And TC3 students could interact with Tompkins County youngsters of color, offering positive examples of what a higher education experience looks like to kids who might otherwise not picture it for themselves.
Lime bikes are now being used at TC3’s Dryden campus and in the village of Dryden to help people get around.
All of the above are examples of what a new position created at Tompkins Cortland Community College, aims to do — or in the case of the Lime bikes, has already done.
Deborah Mohlenhoff is the college’s new Director of Community Outreach and Engagement. Since midsummer Mohlenhoff has been overseeing some projects (like the implementation of Lime bikes on campus) at TC3, though she’s officially only held the new title for about a week.
Previously Mohlenhoff oversaw student activities at TC3 — a role she held for eight years, after a 17-year career at Ithaca College.
But as TC3 President Orinthia Montague’s goal has been to make the college more community focused, she created the community outreach position to oversee projects that can do just that.
Mohlenhoff, also deputy mayor for the city of Ithaca, was chosen for the post because of her experience in higher education and her community connections and ability to network.
Speaking on Tuesday at TC3’s Cortland extension center on south Main Street, Mohlenhoff said the goal of the job is to increase the partnerships the college has in both Tompkins and Cortland counties.
The end result is to help students feel connected to the communities, to spread goodwill, to serve those communities and to perhaps entice area students to attend TC3, Mohlenhoff said.

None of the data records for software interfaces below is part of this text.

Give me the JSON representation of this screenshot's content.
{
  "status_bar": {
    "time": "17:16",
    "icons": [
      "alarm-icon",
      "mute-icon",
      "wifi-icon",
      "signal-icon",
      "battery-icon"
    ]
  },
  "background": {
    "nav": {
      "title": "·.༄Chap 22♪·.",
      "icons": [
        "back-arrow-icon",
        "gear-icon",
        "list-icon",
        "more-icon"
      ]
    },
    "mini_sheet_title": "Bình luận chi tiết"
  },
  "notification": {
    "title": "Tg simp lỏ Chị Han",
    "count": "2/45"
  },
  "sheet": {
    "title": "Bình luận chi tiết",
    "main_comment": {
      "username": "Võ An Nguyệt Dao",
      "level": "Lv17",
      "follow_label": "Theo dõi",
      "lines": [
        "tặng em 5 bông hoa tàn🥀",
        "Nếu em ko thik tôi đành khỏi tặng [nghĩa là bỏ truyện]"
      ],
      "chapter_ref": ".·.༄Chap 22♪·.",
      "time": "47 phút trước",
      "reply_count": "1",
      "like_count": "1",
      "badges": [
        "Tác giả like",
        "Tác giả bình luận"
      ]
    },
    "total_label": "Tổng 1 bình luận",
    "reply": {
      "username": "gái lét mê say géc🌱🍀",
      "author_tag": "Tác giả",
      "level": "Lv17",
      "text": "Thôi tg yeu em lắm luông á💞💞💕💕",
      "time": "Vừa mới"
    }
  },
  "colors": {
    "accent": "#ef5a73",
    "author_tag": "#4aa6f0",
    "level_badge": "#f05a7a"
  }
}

Although the college has already done these things to a certain extent, previously there was no specific person to oversee it all — it was just another task for the president to handle, Mohlenhoff said.
But with Mohlenhoff in the role, there is now a specific pipeline to connect the college with the community.
“We’re asking the community, ‘What do you need and if we can fill the need, we’ll do it,’“ said Mohlenhoff.
Montague said she created the position to serve as a conduit for the community to connect with TC3 on possible collaborations and partnerships.
Mohlenhoff and Montague already met with the 1890 House Museum in Cortland to discuss possible partnerships. One idea was for graphic design students, who are learning about brochure printing, to print real brochures for the 1890 House through their course.
This experience would be twofold: It would fulfill SUNY’s educational goal that students have a hands-on learning experience, and it would provide a needed service for the community partner, Mohlenhoff said.
That partnership hasn’t been formalized yet, but it was discussed.
So was another idea — connecting TC3 students of color with My Brother’s Keeper youths. My Brother’s Keeper was launched by President Barack Obama in 2014 as a way to create opportunities for boys and young men of color.
The partnership idea is that local youths who are involved with My Brother’s Keeper would come to the Ithaca extension center to do their homework and interact with TC3 students of color. These interactions could possibly make some kids who otherwise might not have considered college see a future in higher education, Mohlenhoff said.
The Lime bikes came about because both the village of Dryden and TC3 students saw a need for another form of transportation around town and campus, she said. The college and village worked out a memorandum of understanding and now both community members and students can get around on Lime bikes, stationed throughout the community and campus.
“For us it was a win-win — students need transportation, sometimes even if it’s coming from the residence hall down the hill to class,” she said.
Students, or anyone with a .edu email address, are offered a 50 percent discount on the ride. It’s partnerships like these that Mohlenhoff wants to see more of.